A short-term budget deal to keep the government running addresses the water contamination in cities like Flint, Mich., as well as funding for school vouchers in the District of Columbia, but does not otherwise contain significant changes for education.
The continuing resolution introduced in Congress on Tuesday will expire on April 28 next year. It is esentially a stop-gap designed to allow the House and Senate to hash out a long-term budget deal after President-elect Donald Trump takes office in January.
The short-term budget will therefore leave education funding advocates and others waiting for several more months to see the new direction that Trump and a Republican-controlled Congress will take spending for disadvantaged students, a new block grant created under the Every Student Succeeds Act intended to fund a diverse set of programs, and more.
Included in the budget resolution is $170 million for cities suffering water treatment issues like Flint, where last year it was discovered that several hundred children had high levels of lead in their blood, a condition linked to a variety of health problems such as delays in development. However, the Hill newspaper also reported Tuesday that the separate water resources bill that would authorize this funding could be at risk.

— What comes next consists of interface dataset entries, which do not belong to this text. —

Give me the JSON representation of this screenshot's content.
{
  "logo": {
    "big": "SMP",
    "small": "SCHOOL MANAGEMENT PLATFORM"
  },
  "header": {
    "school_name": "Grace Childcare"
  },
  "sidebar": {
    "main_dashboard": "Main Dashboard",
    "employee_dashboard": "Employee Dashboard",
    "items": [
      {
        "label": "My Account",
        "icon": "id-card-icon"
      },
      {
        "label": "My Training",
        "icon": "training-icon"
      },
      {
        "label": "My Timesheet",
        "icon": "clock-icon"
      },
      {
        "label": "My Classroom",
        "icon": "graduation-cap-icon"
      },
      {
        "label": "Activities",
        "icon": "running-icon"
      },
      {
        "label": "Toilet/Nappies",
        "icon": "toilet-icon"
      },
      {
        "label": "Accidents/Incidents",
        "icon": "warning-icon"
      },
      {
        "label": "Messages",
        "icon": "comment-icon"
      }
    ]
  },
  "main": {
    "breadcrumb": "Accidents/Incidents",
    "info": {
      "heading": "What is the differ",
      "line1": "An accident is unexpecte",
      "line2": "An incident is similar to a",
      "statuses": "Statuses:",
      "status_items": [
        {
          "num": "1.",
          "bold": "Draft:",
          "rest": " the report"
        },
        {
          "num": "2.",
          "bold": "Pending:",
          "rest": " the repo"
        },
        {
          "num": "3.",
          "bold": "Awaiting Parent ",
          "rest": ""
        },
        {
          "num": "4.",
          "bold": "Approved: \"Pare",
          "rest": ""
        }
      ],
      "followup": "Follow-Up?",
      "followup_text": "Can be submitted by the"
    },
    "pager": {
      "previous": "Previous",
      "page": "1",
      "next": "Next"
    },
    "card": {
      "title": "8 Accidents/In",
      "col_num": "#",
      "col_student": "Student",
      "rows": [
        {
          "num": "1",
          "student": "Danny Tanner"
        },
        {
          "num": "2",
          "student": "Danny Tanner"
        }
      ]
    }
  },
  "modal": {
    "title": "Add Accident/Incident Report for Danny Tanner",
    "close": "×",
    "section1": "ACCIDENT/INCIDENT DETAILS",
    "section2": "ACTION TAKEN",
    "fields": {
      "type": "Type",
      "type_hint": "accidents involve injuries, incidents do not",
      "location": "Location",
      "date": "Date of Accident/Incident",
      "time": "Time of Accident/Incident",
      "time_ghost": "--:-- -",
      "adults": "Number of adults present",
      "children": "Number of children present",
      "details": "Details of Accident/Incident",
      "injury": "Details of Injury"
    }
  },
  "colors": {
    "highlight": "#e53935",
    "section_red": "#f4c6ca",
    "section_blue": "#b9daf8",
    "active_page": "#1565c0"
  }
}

Also included in the resolution is a requirement that unspent funds for D.C. vouchers provided the Scholarships for Opportunity and Results (SOAR) Act be made available. The resolution states that at least 95 percent of these unspent funds to provide additional scholarships for students, while administrative expenses for the vouchers can use up no more than 5 percent.